Husbands and wives sometimes have a hard time forgiving each other for leaving dirty clothes on the floor, forgetting to bring dirty dishes to the sink, or not remembering to get the oil changed in the car after several reminders. When the situation involves the people they love the most, couples can be really stubborn about the smallest issues, which often end up becoming the biggest problems in their marriage.
The next time you have difficulty forgiving your spouse, I want you to remember the story of a woman from Muskegon, Michigan who actually hired a hit man to kill her husband. What she didn’t know was that the hit man was an undercover police officer. Apparently, this woman had initially spoken to a co-worker about carrying out the fateful deed. After he refused, he tipped off police about her plans.
Fortunately, because of that tip, the plan was never carried out and the woman was arrested for attempted murder. During the trial, however, you may be surprised to learn that her husband was her biggest cheerleader. He forgave her and then rallied for her sentence to be reduced.
This woman claims her motive for having him killed wasn’t money, but that she thought it would be easier than divorcing him. That way, she said she wouldn’t have to feel the judgment from her family or worry about breaking her husband’s heart. Her thinking is obviously troubling, but it’s amazing to me that her husband still found it in his heart to forgive her, even going as far as saying that she is even more of a godly woman since it all happened than she was before the incident. Despite her husband’s efforts, she was convicted and received a sentence with a minimum of five years and eight months to a maximum of 20 years.
Why is it that a man can forgive his wife after she tried to have him killed but many husbands and wives can’t forgive their spouse for failing to remember to pick up something at the store or speaking harshly in a moment of frustration?
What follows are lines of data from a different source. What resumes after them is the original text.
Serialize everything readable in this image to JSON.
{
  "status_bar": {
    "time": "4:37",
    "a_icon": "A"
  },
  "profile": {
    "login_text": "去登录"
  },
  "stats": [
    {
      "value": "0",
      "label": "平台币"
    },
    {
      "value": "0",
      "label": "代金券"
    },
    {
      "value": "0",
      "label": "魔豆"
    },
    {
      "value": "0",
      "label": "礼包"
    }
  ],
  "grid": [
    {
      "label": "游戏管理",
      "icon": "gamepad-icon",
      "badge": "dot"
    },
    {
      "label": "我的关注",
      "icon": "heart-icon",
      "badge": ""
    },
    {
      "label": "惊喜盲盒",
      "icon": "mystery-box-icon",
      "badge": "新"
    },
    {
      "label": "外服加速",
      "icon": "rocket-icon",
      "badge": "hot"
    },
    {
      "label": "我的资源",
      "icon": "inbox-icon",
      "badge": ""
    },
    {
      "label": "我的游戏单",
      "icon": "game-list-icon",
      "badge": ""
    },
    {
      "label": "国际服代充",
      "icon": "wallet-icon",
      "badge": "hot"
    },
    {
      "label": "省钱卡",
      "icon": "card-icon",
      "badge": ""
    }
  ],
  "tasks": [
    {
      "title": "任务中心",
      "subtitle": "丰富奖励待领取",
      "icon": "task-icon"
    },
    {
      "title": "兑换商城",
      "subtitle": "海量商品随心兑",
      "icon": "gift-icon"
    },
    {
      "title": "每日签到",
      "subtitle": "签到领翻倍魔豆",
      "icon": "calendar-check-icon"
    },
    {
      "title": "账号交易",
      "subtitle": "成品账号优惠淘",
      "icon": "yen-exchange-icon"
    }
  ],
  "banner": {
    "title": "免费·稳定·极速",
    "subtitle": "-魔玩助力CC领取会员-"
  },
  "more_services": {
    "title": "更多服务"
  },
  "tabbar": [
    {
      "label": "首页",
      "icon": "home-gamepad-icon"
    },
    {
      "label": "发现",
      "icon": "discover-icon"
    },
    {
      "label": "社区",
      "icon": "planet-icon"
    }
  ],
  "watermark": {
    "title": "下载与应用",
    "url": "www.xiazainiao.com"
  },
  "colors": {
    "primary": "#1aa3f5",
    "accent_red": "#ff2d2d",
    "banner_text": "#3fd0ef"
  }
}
Too many marriages are in trouble because couples are failing to forgive one another.
One of the reasons that forgiveness is so hard is because people believe that by forgiving someone, they are condoning their behavior and dismissing everything that happened. That couldn’t be further from the truth. Even though this man has forgiven his wife, it didn’t diminish what happened or prevent this woman from spending time in prison.
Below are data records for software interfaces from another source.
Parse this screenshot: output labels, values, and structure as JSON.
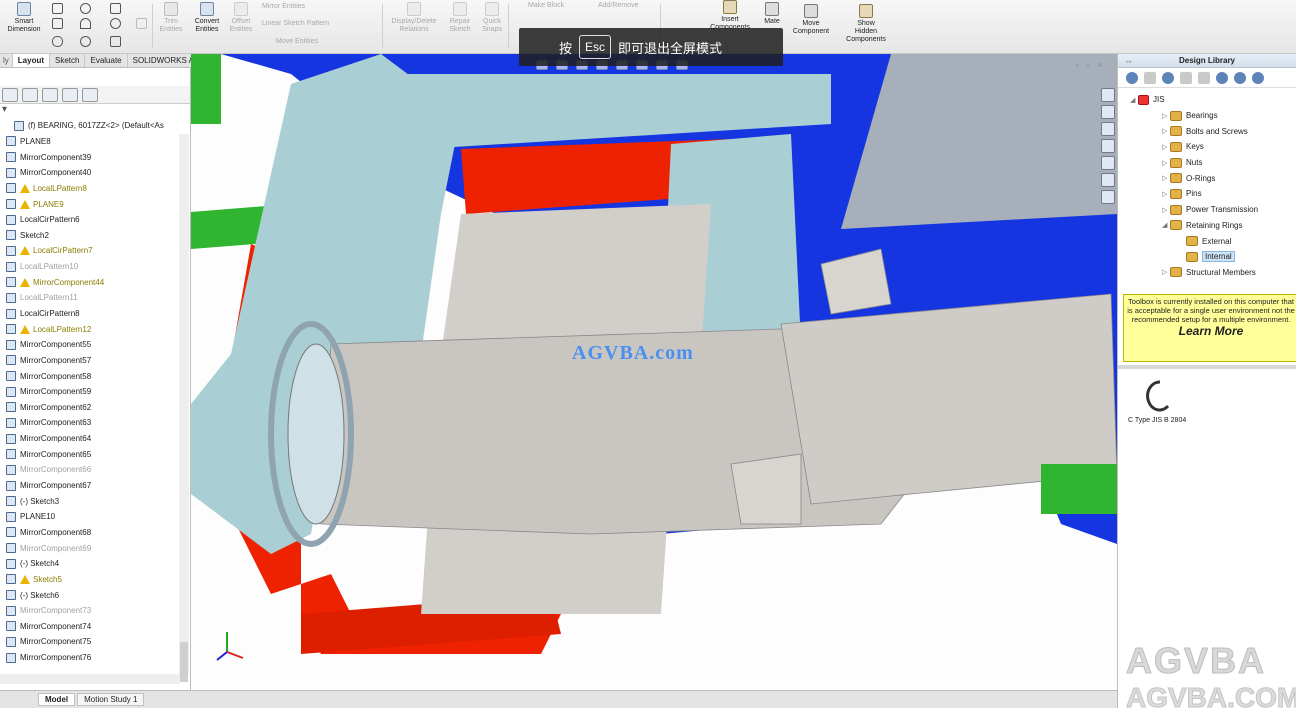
{
  "ribbon": {
    "smart_dimension": "Smart\nDimension",
    "trim_entities": "Trim\nEntities",
    "convert_entities": "Convert\nEntities",
    "offset_entities": "Offset\nEntities",
    "mirror_entities": "Mirror Entities",
    "linear_sketch_pattern": "Linear Sketch Pattern",
    "move_entities": "Move Entities",
    "display_delete_relations": "Display/Delete\nRelations",
    "repair_sketch": "Repair\nSketch",
    "quick_snaps": "Quick\nSnaps",
    "make_block": "Make Block",
    "add_remove": "Add/Remove",
    "insert_components": "Insert\nComponents",
    "mate": "Mate",
    "move_component": "Move\nComponent",
    "show_hidden_components": "Show\nHidden\nComponents"
  },
  "cmd_tabs": [
    "Layout",
    "Sketch",
    "Evaluate",
    "SOLIDWORKS Add-Ins"
  ],
  "esc_overlay": {
    "prefix": "按",
    "key": "Esc",
    "suffix": "即可退出全屏模式"
  },
  "tree": [
    {
      "label": "(f) BEARING, 6017ZZ<2> (Default<As",
      "style": "normal"
    },
    {
      "label": "PLANE8",
      "style": "normal"
    },
    {
      "label": "MirrorComponent39",
      "style": "normal"
    },
    {
      "label": "MirrorComponent40",
      "style": "normal"
    },
    {
      "label": "LocalLPattern8",
      "style": "yellow"
    },
    {
      "label": "PLANE9",
      "style": "yellow"
    },
    {
      "label": "LocalCirPattern6",
      "style": "normal"
    },
    {
      "label": "Sketch2",
      "style": "normal"
    },
    {
      "label": "LocalCirPattern7",
      "style": "yellow"
    },
    {
      "label": "LocalLPattern10",
      "style": "grey"
    },
    {
      "label": "MirrorComponent44",
      "style": "yellow"
    },
    {
      "label": "LocalLPattern11",
      "style": "grey"
    },
    {
      "label": "LocalCirPattern8",
      "style": "normal"
    },
    {
      "label": "LocalLPattern12",
      "style": "yellow"
    },
    {
      "label": "MirrorComponent55",
      "style": "normal"
    },
    {
      "label": "MirrorComponent57",
      "style": "normal"
    },
    {
      "label": "MirrorComponent58",
      "style": "normal"
    },
    {
      "label": "MirrorComponent59",
      "style": "normal"
    },
    {
      "label": "MirrorComponent62",
      "style": "normal"
    },
    {
      "label": "MirrorComponent63",
      "style": "normal"
    },
    {
      "label": "MirrorComponent64",
      "style": "normal"
    },
    {
      "label": "MirrorComponent65",
      "style": "normal"
    },
    {
      "label": "MirrorComponent66",
      "style": "grey"
    },
    {
      "label": "MirrorComponent67",
      "style": "normal"
    },
    {
      "label": "(-) Sketch3",
      "style": "normal"
    },
    {
      "label": "PLANE10",
      "style": "normal"
    },
    {
      "label": "MirrorComponent68",
      "style": "normal"
    },
    {
      "label": "MirrorComponent69",
      "style": "grey"
    },
    {
      "label": "(-) Sketch4",
      "style": "normal"
    },
    {
      "label": "Sketch5",
      "style": "yellow"
    },
    {
      "label": "(-) Sketch6",
      "style": "normal"
    },
    {
      "label": "MirrorComponent73",
      "style": "grey"
    },
    {
      "label": "MirrorComponent74",
      "style": "normal"
    },
    {
      "label": "MirrorComponent75",
      "style": "normal"
    },
    {
      "label": "MirrorComponent76",
      "style": "normal"
    }
  ],
  "bottom_tabs": [
    "Model",
    "Motion Study 1"
  ],
  "design_library": {
    "title": "Design Library",
    "root": "JIS",
    "items": [
      {
        "label": "Bearings",
        "selected": false
      },
      {
        "label": "Bolts and Screws",
        "selected": false
      },
      {
        "label": "Keys",
        "selected": false
      },
      {
        "label": "Nuts",
        "selected": false
      },
      {
        "label": "O-Rings",
        "selected": false
      },
      {
        "label": "Pins",
        "selected": false
      },
      {
        "label": "Power Transmission",
        "selected": false
      },
      {
        "label": "Retaining Rings",
        "selected": false
      },
      {
        "label": "External",
        "selected": false
      },
      {
        "label": "Internal",
        "selected": true
      },
      {
        "label": "Structural Members",
        "selected": false
      }
    ],
    "note": "Toolbox is currently installed on this computer that is acceptable for a single user environment not the recommended setup for a multiple environment.",
    "note_link": "Learn More",
    "part_label": "C Type JIS B 2804"
  },
  "watermark": {
    "center": "AGVBA.com",
    "corner_top": "AGVBA",
    "corner_bottom": "AGVBA.COM"
  },
  "colors": {
    "model_grey": "#c9c6c2",
    "model_blue": "#1133dd",
    "model_red": "#ee2200",
    "model_teal": "#a9cfd4",
    "model_green": "#22bb22"
  }
}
When you choose to forgive your spouse (or any other person), you don’t do it for the sake of the other person, you do it for yourself. It actually releases you from the stress that comes from holding a grudge. The other person may feel some sort of relief from your forgiveness, but they still have to live with the consequences of their actions. That means they are most likely reliving the situation in their mind over and over again wishing they’d made a different choice.
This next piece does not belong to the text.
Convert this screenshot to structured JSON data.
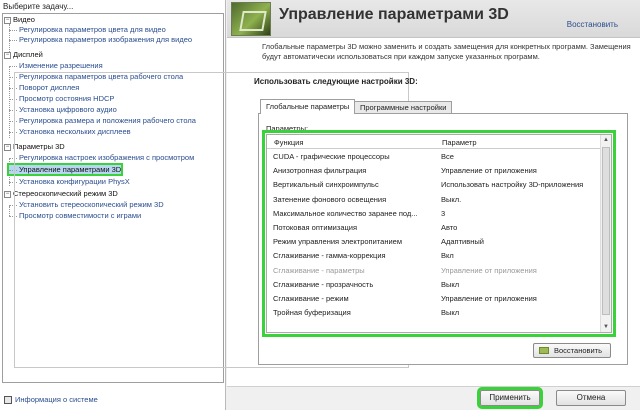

A study conducted by a health psychologist at Stanford University in 2002 revealed that “not forgiving” can actually raise your blood pressure, adversely affect your immune function, lead to depression, and cause physical stress to your body.
The next time you have trouble forgiving your spouse, remember the guy who forgave his wife for far more than what you are dealing with!